Assignment: Could you return the full listing below exactly as it appears?

Record extracts:
"""
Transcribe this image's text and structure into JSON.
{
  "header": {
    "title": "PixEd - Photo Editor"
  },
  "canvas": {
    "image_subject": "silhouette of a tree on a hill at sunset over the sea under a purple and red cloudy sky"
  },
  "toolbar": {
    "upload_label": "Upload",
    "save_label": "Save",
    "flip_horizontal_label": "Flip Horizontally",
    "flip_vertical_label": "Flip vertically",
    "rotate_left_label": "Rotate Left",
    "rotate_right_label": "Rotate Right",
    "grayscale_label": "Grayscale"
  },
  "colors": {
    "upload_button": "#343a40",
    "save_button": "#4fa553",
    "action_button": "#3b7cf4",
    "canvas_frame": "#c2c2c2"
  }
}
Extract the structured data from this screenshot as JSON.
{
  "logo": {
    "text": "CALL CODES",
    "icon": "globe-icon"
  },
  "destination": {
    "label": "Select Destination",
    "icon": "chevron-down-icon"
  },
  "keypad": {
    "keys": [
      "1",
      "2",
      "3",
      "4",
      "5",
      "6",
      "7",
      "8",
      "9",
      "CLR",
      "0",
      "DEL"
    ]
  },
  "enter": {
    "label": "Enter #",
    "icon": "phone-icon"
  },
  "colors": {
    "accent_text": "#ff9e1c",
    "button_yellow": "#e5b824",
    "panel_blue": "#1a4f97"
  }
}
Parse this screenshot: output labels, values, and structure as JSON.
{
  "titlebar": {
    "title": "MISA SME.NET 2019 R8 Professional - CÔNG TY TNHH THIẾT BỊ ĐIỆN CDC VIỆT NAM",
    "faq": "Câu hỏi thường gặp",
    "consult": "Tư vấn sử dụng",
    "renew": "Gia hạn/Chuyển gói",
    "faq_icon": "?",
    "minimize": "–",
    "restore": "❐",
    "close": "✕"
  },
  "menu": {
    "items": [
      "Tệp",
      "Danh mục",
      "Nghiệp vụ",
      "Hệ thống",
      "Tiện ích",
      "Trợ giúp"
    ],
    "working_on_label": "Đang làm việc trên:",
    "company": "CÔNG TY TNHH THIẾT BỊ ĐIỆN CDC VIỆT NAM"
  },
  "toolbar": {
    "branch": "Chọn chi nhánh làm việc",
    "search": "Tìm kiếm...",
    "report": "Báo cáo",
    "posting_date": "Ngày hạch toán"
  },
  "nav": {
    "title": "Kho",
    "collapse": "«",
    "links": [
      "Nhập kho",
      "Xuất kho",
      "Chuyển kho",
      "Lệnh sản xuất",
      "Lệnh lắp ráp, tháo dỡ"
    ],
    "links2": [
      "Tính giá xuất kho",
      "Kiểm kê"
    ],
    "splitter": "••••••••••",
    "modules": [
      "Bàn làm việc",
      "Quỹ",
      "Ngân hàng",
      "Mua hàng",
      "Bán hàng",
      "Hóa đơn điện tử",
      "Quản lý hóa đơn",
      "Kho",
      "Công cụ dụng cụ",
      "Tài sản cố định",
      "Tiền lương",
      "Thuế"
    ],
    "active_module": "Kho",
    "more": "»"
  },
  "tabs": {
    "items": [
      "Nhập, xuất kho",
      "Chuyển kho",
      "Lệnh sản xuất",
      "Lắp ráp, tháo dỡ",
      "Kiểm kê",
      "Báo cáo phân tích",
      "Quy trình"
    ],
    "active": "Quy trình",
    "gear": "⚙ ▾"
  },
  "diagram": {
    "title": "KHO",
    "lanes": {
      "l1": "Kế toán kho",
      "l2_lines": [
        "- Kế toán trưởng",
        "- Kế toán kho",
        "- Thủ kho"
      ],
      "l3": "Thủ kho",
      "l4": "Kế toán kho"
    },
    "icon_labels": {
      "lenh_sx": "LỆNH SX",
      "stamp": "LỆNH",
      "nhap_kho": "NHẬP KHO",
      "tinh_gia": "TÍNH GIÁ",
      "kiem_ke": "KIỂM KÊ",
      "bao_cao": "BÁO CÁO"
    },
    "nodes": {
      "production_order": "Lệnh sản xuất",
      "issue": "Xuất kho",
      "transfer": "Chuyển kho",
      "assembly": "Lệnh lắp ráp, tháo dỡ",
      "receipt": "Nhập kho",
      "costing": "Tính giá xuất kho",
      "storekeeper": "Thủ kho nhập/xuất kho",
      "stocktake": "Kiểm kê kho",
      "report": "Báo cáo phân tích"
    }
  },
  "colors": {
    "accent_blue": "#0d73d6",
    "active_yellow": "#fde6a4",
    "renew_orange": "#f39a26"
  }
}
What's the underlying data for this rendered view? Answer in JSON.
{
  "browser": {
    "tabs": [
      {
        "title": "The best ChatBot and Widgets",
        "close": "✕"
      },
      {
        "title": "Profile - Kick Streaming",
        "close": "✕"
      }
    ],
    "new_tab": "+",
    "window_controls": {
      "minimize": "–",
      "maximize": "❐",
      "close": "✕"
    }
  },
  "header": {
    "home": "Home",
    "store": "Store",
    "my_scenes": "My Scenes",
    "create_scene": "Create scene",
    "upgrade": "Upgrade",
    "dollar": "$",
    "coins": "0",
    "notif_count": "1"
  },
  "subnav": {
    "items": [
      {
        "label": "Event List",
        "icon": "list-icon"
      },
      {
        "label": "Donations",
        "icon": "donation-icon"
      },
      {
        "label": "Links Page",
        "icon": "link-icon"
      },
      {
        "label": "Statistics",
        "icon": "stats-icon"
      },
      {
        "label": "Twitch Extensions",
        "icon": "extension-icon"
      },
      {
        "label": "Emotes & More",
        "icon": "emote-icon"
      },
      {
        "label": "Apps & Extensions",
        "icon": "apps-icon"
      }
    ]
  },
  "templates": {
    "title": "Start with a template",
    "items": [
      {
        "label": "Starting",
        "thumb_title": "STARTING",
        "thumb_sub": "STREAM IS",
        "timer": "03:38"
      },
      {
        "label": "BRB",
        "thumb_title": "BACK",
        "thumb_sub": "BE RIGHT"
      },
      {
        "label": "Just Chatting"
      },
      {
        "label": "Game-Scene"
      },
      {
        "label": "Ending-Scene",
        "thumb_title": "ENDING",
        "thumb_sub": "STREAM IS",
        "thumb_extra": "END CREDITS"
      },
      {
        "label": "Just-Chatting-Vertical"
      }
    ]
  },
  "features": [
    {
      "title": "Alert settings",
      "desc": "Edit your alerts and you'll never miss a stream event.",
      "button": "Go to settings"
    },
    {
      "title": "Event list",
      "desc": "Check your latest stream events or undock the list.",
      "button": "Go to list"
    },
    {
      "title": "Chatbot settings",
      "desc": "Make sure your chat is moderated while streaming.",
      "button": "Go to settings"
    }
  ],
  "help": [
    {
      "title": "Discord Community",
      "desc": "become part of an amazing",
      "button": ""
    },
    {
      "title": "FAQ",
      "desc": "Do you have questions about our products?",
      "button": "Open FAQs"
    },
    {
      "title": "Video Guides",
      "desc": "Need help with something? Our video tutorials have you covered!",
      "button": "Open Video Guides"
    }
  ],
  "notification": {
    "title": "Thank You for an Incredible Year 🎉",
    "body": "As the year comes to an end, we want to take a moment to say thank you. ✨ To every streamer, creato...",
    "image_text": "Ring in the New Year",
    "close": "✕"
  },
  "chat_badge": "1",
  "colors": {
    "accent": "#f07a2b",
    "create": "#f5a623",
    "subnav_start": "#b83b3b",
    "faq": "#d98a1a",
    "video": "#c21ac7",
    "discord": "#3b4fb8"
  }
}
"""
Result for this exercise:
Transcribe this image's text and structure into JSON.
{
  "header": {
    "title": "PixEd - Photo Editor"
  },
  "canvas": {
    "image_subject": "silhouette of a tree on a hill at sunset over the sea under a purple and red cloudy sky"
  },
  "toolbar": {
    "upload_label": "Upload",
    "save_label": "Save",
    "flip_horizontal_label": "Flip Horizontally",
    "flip_vertical_label": "Flip vertically",
    "rotate_left_label": "Rotate Left",
    "rotate_right_label": "Rotate Right",
    "grayscale_label": "Grayscale"
  },
  "colors": {
    "upload_button": "#343a40",
    "save_button": "#4fa553",
    "action_button": "#3b7cf4",
    "canvas_frame": "#c2c2c2"
  }
}
Extract the structured data from this screenshot as JSON.
{
  "logo": {
    "text": "CALL CODES",
    "icon": "globe-icon"
  },
  "destination": {
    "label": "Select Destination",
    "icon": "chevron-down-icon"
  },
  "keypad": {
    "keys": [
      "1",
      "2",
      "3",
      "4",
      "5",
      "6",
      "7",
      "8",
      "9",
      "CLR",
      "0",
      "DEL"
    ]
  },
  "enter": {
    "label": "Enter #",
    "icon": "phone-icon"
  },
  "colors": {
    "accent_text": "#ff9e1c",
    "button_yellow": "#e5b824",
    "panel_blue": "#1a4f97"
  }
}
Parse this screenshot: output labels, values, and structure as JSON.
{
  "titlebar": {
    "title": "MISA SME.NET 2019 R8 Professional - CÔNG TY TNHH THIẾT BỊ ĐIỆN CDC VIỆT NAM",
    "faq": "Câu hỏi thường gặp",
    "consult": "Tư vấn sử dụng",
    "renew": "Gia hạn/Chuyển gói",
    "faq_icon": "?",
    "minimize": "–",
    "restore": "❐",
    "close": "✕"
  },
  "menu": {
    "items": [
      "Tệp",
      "Danh mục",
      "Nghiệp vụ",
      "Hệ thống",
      "Tiện ích",
      "Trợ giúp"
    ],
    "working_on_label": "Đang làm việc trên:",
    "company": "CÔNG TY TNHH THIẾT BỊ ĐIỆN CDC VIỆT NAM"
  },
  "toolbar": {
    "branch": "Chọn chi nhánh làm việc",
    "search": "Tìm kiếm...",
    "report": "Báo cáo",
    "posting_date": "Ngày hạch toán"
  },
  "nav": {
    "title": "Kho",
    "collapse": "«",
    "links": [
      "Nhập kho",
      "Xuất kho",
      "Chuyển kho",
      "Lệnh sản xuất",
      "Lệnh lắp ráp, tháo dỡ"
    ],
    "links2": [
      "Tính giá xuất kho",
      "Kiểm kê"
    ],
    "splitter": "••••••••••",
    "modules": [
      "Bàn làm việc",
      "Quỹ",
      "Ngân hàng",
      "Mua hàng",
      "Bán hàng",
      "Hóa đơn điện tử",
      "Quản lý hóa đơn",
      "Kho",
      "Công cụ dụng cụ",
      "Tài sản cố định",
      "Tiền lương",
      "Thuế"
    ],
    "active_module": "Kho",
    "more": "»"
  },
  "tabs": {
    "items": [
      "Nhập, xuất kho",
      "Chuyển kho",
      "Lệnh sản xuất",
      "Lắp ráp, tháo dỡ",
      "Kiểm kê",
      "Báo cáo phân tích",
      "Quy trình"
    ],
    "active": "Quy trình",
    "gear": "⚙ ▾"
  },
  "diagram": {
    "title": "KHO",
    "lanes": {
      "l1": "Kế toán kho",
      "l2_lines": [
        "- Kế toán trưởng",
        "- Kế toán kho",
        "- Thủ kho"
      ],
      "l3": "Thủ kho",
      "l4": "Kế toán kho"
    },
    "icon_labels": {
      "lenh_sx": "LỆNH SX",
      "stamp": "LỆNH",
      "nhap_kho": "NHẬP KHO",
      "tinh_gia": "TÍNH GIÁ",
      "kiem_ke": "KIỂM KÊ",
      "bao_cao": "BÁO CÁO"
    },
    "nodes": {
      "production_order": "Lệnh sản xuất",
      "issue": "Xuất kho",
      "transfer": "Chuyển kho",
      "assembly": "Lệnh lắp ráp, tháo dỡ",
      "receipt": "Nhập kho",
      "costing": "Tính giá xuất kho",
      "storekeeper": "Thủ kho nhập/xuất kho",
      "stocktake": "Kiểm kê kho",
      "report": "Báo cáo phân tích"
    }
  },
  "colors": {
    "accent_blue": "#0d73d6",
    "active_yellow": "#fde6a4",
    "renew_orange": "#f39a26"
  }
}
What's the underlying data for this rendered view? Answer in JSON.
{
  "browser": {
    "tabs": [
      {
        "title": "The best ChatBot and Widgets",
        "close": "✕"
      },
      {
        "title": "Profile - Kick Streaming",
        "close": "✕"
      }
    ],
    "new_tab": "+",
    "window_controls": {
      "minimize": "–",
      "maximize": "❐",
      "close": "✕"
    }
  },
  "header": {
    "home": "Home",
    "store": "Store",
    "my_scenes": "My Scenes",
    "create_scene": "Create scene",
    "upgrade": "Upgrade",
    "dollar": "$",
    "coins": "0",
    "notif_count": "1"
  },
  "subnav": {
    "items": [
      {
        "label": "Event List",
        "icon": "list-icon"
      },
      {
        "label": "Donations",
        "icon": "donation-icon"
      },
      {
        "label": "Links Page",
        "icon": "link-icon"
      },
      {
        "label": "Statistics",
        "icon": "stats-icon"
      },
      {
        "label": "Twitch Extensions",
        "icon": "extension-icon"
      },
      {
        "label": "Emotes & More",
        "icon": "emote-icon"
      },
      {
        "label": "Apps & Extensions",
        "icon": "apps-icon"
      }
    ]
  },
  "templates": {
    "title": "Start with a template",
    "items": [
      {
        "label": "Starting",
        "thumb_title": "STARTING",
        "thumb_sub": "STREAM IS",
        "timer": "03:38"
      },
      {
        "label": "BRB",
        "thumb_title": "BACK",
        "thumb_sub": "BE RIGHT"
      },
      {
        "label": "Just Chatting"
      },
      {
        "label": "Game-Scene"
      },
      {
        "label": "Ending-Scene",
        "thumb_title": "ENDING",
        "thumb_sub": "STREAM IS",
        "thumb_extra": "END CREDITS"
      },
      {
        "label": "Just-Chatting-Vertical"
      }
    ]
  },
  "features": [
    {
      "title": "Alert settings",
      "desc": "Edit your alerts and you'll never miss a stream event.",
      "button": "Go to settings"
    },
    {
      "title": "Event list",
      "desc": "Check your latest stream events or undock the list.",
      "button": "Go to list"
    },
    {
      "title": "Chatbot settings",
      "desc": "Make sure your chat is moderated while streaming.",
      "button": "Go to settings"
    }
  ],
  "help": [
    {
      "title": "Discord Community",
      "desc": "become part of an amazing",
      "button": ""
    },
    {
      "title": "FAQ",
      "desc": "Do you have questions about our products?",
      "button": "Open FAQs"
    },
    {
      "title": "Video Guides",
      "desc": "Need help with something? Our video tutorials have you covered!",
      "button": "Open Video Guides"
    }
  ],
  "notification": {
    "title": "Thank You for an Incredible Year 🎉",
    "body": "As the year comes to an end, we want to take a moment to say thank you. ✨ To every streamer, creato...",
    "image_text": "Ring in the New Year",
    "close": "✕"
  },
  "chat_badge": "1",
  "colors": {
    "accent": "#f07a2b",
    "create": "#f5a623",
    "subnav_start": "#b83b3b",
    "faq": "#d98a1a",
    "video": "#c21ac7",
    "discord": "#3b4fb8"
  }
}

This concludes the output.